What priority do the authors of the New Testament give to sound doctrine?
The authors of the New Testament constantly argue that sound doctrine is of first importance.
- Paul repeatedly tells pastors to teach and church members to heed sound doctrine:
- “As I urged you when I was going to Macedonia, remain at Ephesus so that you may charge certain persons not to teach any different doctrine” (1 Tim. 1:4).
- “Keep a close watch on yourself and on the teaching. Persist in this, for by so doing you will save both yourself and your hearers” (1 Tim. 4:16)
- “Teach and urge these things. If anyone teaches a different doctrine and does not agree with the sound words of our Lord Jesus Christ and the teaching that accords with godliness, he is puffed up with conceit and understands nothing” (1 Tim. 6:2b-4a).

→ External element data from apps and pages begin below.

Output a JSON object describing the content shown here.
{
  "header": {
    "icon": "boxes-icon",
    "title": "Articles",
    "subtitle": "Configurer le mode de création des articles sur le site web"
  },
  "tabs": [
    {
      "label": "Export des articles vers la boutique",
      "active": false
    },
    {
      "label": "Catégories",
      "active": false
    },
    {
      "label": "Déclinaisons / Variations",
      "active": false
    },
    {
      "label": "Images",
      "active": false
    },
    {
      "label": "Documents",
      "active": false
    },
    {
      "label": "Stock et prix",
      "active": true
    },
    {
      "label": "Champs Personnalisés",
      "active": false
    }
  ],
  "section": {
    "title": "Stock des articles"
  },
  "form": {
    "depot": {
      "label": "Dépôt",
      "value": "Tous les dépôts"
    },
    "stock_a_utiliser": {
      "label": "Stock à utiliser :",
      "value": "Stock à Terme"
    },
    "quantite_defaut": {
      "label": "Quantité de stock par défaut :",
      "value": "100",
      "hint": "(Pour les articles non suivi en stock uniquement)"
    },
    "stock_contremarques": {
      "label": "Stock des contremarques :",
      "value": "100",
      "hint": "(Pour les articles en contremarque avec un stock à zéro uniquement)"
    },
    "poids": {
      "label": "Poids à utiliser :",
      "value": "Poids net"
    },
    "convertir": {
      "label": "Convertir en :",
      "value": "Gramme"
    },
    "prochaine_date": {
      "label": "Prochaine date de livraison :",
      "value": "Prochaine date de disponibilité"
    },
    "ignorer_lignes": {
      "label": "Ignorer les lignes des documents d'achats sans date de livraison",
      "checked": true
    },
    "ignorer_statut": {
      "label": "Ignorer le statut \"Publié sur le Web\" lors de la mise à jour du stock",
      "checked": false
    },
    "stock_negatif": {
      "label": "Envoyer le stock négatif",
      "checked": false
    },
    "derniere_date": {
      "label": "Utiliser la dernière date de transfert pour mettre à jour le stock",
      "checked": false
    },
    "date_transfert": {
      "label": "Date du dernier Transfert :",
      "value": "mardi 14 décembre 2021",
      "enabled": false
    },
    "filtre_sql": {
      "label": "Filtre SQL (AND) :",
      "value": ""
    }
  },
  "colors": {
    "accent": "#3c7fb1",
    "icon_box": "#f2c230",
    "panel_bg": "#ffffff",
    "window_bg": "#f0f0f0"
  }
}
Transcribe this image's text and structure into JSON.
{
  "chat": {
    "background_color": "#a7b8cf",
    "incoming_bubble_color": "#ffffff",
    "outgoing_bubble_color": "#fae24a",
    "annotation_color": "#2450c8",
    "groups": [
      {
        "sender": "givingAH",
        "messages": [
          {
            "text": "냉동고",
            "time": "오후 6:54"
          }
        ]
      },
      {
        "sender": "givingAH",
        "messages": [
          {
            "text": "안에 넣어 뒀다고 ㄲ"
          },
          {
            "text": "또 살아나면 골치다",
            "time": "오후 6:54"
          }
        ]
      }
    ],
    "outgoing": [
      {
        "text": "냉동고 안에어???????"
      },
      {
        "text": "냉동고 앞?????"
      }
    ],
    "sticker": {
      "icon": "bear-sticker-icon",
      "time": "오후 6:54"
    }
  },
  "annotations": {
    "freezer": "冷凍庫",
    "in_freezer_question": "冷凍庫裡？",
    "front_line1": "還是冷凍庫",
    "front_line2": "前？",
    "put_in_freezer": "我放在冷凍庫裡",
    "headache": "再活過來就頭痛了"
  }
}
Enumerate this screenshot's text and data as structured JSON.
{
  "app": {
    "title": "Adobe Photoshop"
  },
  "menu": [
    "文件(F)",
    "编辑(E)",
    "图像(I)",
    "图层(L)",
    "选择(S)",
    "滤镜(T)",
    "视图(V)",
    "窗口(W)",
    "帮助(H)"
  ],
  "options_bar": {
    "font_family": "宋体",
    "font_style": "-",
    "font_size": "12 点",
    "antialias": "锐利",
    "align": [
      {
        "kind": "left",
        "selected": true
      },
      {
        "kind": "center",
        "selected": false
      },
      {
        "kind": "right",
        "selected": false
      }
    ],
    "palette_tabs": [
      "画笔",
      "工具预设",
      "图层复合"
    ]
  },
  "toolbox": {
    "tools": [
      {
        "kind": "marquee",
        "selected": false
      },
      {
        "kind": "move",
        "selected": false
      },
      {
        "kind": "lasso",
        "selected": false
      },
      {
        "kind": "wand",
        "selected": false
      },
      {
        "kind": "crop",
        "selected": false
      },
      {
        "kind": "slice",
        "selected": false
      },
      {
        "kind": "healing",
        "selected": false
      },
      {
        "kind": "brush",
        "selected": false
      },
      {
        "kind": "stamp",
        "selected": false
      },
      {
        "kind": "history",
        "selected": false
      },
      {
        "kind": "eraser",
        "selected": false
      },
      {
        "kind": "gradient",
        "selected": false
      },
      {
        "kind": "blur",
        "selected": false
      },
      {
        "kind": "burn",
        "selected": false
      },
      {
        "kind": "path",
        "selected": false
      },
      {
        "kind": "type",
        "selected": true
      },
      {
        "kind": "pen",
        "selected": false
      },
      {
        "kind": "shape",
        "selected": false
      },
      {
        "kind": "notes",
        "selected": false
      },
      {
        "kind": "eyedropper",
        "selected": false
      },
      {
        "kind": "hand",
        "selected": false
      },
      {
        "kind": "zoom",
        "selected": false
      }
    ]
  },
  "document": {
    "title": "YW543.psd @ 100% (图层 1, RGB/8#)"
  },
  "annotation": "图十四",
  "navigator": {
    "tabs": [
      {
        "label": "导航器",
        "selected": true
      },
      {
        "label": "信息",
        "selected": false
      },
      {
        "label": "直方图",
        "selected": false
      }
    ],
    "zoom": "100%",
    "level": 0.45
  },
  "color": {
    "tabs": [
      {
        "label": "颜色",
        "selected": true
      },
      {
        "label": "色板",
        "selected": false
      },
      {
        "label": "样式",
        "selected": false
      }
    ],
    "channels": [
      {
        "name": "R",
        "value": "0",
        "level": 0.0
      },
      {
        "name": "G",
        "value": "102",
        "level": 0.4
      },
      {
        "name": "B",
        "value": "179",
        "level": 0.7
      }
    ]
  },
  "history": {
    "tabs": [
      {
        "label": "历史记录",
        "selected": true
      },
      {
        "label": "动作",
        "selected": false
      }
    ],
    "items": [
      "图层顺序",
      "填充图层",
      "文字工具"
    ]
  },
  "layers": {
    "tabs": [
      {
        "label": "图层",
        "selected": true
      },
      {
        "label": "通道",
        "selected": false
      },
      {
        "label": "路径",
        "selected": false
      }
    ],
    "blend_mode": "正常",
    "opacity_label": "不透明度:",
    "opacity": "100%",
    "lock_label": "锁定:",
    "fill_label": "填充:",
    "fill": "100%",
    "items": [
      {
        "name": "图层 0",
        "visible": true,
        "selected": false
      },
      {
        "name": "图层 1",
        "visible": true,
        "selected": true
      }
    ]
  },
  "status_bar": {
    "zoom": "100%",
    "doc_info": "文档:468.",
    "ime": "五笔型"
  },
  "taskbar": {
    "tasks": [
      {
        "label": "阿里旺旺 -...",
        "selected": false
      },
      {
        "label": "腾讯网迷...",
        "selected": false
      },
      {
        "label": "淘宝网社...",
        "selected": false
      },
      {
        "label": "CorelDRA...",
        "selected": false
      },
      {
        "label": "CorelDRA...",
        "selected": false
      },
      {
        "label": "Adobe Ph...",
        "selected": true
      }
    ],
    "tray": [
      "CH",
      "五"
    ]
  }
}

- “Do your best to present yourself to God as one approved, a worker who has no need to be ashamed, rightly handling the word of truth” (2 Tim. 2:15).
- “[An elder] must hold firm to the trustworthy word as taught, so that he may be able to give instruction in sound doctrine and also to rebuke those who contradict it” (Tit. 1:9).
- “But as for you, teach what accords with sound doctrine” (Tit. 2:1).
- The New Testament authors insist that sound doctrine is essential for sound living (Jn. 17:17; 1 Tim. 1:5; Tit. 2:1-10; 2 Jn. 1-6).
- In fact, Paul structures his epistles to demonstrate that sound doctrine is essential for sound living. He begins with doctrine, and then applies that doctrine to life. Consider the relationship between Romans 1-11 and 12-16; Galatians 1-4 and 5-6; Ephesians 1-3 and 4-6; and Colossians 1-2 and 3-4.
- Ultimately, sound doctrine is utterly crucial because the gospel is doctrine. In order to believe, preserve, and live in light of the gospel we must constantly proclaim and defend sound doctrine.